Problem details
Check each line below for the word "business" and give the number of lines that have it, nothing more.

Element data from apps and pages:
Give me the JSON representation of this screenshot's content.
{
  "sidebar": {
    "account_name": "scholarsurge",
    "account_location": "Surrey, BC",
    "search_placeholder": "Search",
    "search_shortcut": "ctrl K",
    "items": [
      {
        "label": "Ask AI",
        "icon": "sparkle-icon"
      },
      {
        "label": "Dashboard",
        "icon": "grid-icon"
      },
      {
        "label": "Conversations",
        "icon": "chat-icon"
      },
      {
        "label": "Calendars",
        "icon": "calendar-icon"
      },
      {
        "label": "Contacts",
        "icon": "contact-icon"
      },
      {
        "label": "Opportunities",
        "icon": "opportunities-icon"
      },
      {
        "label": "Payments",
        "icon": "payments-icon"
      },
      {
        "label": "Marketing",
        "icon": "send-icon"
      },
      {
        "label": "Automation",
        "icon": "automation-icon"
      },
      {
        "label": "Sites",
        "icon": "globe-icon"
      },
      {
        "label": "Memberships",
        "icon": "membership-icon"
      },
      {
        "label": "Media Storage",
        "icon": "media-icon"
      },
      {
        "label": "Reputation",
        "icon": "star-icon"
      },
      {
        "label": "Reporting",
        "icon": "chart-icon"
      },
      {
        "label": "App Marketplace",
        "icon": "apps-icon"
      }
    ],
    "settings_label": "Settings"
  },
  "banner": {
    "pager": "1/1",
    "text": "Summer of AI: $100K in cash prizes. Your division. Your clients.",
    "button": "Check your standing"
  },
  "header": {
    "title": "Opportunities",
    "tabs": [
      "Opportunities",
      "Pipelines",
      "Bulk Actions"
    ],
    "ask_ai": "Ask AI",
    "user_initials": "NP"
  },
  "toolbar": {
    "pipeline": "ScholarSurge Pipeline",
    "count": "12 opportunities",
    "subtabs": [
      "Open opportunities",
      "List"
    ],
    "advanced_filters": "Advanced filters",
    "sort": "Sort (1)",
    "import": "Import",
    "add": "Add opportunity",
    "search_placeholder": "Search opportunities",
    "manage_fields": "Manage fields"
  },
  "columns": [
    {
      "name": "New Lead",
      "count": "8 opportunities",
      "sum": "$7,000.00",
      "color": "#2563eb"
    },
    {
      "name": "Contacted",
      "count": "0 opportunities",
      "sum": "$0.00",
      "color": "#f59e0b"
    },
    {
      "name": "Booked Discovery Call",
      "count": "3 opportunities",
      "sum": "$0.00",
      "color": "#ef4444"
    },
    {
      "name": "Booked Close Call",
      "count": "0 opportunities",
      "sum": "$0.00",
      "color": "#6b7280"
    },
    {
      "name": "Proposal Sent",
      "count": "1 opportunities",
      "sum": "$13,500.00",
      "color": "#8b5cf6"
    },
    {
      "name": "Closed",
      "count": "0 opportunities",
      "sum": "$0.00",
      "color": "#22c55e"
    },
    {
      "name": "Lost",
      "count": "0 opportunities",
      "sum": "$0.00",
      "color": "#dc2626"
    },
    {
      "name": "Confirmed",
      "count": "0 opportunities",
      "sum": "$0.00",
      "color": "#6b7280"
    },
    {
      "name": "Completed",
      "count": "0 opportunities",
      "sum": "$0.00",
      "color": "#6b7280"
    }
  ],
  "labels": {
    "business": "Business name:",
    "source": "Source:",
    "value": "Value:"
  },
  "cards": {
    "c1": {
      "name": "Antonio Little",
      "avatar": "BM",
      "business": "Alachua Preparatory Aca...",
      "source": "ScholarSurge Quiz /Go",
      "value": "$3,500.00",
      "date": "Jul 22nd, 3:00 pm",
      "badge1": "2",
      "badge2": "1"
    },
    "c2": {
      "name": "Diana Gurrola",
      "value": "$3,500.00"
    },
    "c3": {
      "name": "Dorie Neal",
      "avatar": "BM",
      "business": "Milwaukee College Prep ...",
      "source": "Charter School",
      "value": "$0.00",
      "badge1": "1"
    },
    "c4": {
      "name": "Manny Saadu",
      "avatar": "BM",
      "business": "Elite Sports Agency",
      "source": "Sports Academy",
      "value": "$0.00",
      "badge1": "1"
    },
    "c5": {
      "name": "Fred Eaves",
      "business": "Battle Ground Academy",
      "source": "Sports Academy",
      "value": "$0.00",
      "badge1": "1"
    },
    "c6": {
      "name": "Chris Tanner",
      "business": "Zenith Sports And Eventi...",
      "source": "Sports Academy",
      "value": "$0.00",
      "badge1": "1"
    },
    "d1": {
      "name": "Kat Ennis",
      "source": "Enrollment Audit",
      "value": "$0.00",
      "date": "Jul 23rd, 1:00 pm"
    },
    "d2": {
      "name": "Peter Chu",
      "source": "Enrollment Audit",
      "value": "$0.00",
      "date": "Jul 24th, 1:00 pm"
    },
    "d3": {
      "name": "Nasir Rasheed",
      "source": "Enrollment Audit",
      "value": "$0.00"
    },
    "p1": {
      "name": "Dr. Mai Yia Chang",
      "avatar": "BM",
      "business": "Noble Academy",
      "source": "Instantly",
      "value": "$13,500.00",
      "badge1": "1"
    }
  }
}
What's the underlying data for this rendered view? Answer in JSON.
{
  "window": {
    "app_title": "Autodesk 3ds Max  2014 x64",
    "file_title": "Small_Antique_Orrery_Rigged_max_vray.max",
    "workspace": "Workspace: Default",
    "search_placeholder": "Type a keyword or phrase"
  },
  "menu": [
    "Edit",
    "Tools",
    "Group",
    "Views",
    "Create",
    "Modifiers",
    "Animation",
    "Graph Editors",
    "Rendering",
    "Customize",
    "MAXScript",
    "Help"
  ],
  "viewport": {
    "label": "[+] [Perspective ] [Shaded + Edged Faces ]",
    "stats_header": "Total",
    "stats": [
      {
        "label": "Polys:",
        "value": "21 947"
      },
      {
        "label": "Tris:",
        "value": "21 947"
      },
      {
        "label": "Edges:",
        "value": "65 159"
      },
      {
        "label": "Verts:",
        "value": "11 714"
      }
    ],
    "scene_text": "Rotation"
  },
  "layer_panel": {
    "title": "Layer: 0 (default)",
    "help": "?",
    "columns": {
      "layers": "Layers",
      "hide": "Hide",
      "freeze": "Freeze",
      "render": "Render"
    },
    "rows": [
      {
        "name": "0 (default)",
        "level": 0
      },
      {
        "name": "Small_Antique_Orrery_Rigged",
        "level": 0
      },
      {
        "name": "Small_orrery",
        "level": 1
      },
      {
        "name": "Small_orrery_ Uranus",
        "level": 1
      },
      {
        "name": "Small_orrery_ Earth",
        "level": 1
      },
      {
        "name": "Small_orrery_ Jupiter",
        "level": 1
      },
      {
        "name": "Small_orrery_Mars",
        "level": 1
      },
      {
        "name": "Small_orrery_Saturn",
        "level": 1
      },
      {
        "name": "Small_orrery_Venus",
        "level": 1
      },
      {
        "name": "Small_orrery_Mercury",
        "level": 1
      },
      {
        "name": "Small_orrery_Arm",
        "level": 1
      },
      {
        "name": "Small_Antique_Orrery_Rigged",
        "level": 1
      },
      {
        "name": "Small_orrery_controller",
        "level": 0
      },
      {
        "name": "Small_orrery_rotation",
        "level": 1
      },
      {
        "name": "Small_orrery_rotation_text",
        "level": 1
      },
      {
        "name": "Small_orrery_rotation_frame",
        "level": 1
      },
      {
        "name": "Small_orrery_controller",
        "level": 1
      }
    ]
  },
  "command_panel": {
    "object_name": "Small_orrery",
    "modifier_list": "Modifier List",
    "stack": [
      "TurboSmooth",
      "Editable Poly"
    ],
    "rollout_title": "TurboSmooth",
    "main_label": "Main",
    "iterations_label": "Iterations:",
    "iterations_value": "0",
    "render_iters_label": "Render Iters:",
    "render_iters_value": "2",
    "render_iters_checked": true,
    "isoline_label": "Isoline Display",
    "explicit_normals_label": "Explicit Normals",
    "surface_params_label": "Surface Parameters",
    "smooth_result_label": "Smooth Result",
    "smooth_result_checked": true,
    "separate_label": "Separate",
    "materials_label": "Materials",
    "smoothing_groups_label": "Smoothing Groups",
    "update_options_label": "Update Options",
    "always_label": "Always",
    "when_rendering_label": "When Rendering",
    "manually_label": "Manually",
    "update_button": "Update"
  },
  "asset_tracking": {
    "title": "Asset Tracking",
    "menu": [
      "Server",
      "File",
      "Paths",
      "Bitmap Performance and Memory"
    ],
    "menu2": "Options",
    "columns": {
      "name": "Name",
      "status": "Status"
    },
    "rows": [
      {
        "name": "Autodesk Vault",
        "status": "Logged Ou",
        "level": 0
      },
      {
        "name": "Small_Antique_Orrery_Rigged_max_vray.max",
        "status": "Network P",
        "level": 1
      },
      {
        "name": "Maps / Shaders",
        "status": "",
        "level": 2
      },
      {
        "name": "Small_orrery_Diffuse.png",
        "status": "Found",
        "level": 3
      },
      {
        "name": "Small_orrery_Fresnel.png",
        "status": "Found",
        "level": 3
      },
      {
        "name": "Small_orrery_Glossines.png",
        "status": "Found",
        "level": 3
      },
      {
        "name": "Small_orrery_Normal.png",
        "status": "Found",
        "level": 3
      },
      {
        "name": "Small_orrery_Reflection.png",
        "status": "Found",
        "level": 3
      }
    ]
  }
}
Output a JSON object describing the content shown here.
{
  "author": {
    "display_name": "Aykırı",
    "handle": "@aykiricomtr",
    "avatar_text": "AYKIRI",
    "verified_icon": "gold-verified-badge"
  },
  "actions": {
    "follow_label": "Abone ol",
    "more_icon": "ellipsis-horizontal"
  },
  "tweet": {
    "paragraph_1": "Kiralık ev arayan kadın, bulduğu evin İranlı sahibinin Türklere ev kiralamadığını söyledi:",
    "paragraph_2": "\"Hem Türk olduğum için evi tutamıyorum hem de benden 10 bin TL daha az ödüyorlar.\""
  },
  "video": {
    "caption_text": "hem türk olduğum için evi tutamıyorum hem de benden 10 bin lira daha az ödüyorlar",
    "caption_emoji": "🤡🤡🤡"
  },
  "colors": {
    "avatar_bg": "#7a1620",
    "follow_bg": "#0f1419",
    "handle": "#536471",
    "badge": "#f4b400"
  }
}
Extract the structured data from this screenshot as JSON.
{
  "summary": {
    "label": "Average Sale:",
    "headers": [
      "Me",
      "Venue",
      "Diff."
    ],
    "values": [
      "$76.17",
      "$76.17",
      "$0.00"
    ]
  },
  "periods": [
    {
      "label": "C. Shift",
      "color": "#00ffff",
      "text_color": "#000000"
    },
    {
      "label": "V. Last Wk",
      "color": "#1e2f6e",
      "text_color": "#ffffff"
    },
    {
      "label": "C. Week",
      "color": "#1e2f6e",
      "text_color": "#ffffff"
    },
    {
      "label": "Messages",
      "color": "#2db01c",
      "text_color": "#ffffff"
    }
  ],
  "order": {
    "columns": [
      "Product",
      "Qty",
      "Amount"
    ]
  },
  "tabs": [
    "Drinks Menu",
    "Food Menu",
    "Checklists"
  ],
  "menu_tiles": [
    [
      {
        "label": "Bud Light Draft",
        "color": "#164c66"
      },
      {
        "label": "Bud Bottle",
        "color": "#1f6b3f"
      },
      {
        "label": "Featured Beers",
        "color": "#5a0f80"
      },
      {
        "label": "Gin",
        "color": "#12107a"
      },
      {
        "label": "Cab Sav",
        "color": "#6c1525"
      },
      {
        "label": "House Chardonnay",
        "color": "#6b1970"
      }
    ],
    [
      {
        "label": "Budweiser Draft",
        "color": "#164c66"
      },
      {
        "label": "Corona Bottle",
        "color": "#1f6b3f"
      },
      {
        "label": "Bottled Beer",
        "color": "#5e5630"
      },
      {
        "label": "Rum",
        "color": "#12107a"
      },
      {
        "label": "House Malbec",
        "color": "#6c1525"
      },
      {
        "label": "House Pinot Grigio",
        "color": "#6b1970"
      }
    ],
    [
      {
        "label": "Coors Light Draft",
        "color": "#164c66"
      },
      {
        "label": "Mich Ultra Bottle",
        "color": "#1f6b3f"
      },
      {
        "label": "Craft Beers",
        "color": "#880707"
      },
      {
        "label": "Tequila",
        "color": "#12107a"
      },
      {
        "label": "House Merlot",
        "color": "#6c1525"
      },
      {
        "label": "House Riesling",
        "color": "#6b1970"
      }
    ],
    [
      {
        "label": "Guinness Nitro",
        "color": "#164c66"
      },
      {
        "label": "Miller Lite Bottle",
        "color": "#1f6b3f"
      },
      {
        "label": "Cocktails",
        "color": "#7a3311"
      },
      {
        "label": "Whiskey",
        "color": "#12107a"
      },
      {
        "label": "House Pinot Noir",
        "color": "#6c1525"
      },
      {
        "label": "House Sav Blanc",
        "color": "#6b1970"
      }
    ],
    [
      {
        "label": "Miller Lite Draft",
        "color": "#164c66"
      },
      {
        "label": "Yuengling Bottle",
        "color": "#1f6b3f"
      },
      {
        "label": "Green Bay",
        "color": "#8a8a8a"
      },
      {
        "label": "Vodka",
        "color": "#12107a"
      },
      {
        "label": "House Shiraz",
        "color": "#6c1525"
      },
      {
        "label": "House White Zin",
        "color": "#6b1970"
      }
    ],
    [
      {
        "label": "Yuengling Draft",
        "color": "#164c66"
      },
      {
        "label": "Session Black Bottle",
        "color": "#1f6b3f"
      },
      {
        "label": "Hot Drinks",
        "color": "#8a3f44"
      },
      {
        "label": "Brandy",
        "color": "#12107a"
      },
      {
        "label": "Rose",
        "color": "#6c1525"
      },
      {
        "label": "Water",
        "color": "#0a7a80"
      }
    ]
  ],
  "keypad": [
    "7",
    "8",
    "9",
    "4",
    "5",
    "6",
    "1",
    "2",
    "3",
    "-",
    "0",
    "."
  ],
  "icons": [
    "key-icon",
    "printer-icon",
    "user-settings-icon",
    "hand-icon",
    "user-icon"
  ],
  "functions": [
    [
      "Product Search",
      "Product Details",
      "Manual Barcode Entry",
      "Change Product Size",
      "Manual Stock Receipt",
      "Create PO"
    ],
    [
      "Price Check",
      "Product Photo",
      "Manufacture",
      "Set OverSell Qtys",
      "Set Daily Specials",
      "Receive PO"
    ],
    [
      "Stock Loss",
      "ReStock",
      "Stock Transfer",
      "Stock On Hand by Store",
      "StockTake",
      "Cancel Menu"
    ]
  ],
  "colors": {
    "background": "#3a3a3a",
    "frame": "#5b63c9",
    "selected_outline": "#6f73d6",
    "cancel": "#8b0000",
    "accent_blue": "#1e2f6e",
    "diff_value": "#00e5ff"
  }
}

Exercise output
7